The Daily Music Break explores every genre of music, from hip hop to opera. It's simple: Boundaries are dumb. It's all good. Here is more about the site and here is our index:

--A Tribe Called Quest to The Dick Hyman Trio (In other words, A to H)

--Indigo Girls to Queen Ida (I to Q)

--Radiohead to ZZ Top (R to Z)

Reading Music

The stories of the great bands and musicians are fascinating. Musicians as a group are brilliant, but often troubled. The combination of creativity and drama makes for great reading.

Here are some books to check out.

Duke Ellington brought class, sophistication and style to jazz which, until that point, was proudly unpolished and raucous. His story is profound. The author, Terry Teachout, also wrote "Pops," the acclaimed bio of Louis Armstrong. Click here or on the image.


What else is there to say? Here is the story behind every song written by The Beatles. Click here or on the image.


The Grateful Dead don't get enough credit for the profound nature of its lyrics. Many of the band's songs are driven by a deep and literate Americana ("I'm Uncle Sam/That's who I am/Been hidin' out/In a rock and roll band" and "Majordomo Billy Bojangles/Sit down and have a drink with me/What's this about Alabama/Keeps comin' back to me?").
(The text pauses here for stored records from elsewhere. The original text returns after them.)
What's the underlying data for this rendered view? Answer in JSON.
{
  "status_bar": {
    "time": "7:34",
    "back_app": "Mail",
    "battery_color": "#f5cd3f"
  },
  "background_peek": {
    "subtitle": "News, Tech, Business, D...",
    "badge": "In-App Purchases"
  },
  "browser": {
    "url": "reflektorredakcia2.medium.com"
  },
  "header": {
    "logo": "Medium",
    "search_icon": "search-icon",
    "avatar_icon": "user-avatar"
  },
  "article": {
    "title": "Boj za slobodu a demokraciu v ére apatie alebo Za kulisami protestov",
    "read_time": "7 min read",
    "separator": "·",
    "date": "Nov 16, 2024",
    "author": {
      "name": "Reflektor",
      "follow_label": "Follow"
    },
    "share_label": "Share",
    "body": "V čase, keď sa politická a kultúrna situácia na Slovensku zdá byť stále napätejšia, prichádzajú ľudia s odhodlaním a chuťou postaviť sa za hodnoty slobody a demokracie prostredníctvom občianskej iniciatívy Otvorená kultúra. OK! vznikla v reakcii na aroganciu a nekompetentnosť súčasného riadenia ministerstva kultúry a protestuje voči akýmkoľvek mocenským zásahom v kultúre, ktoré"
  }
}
David Dodd's exhaustive study tells the story, song by song. Click here or on the image.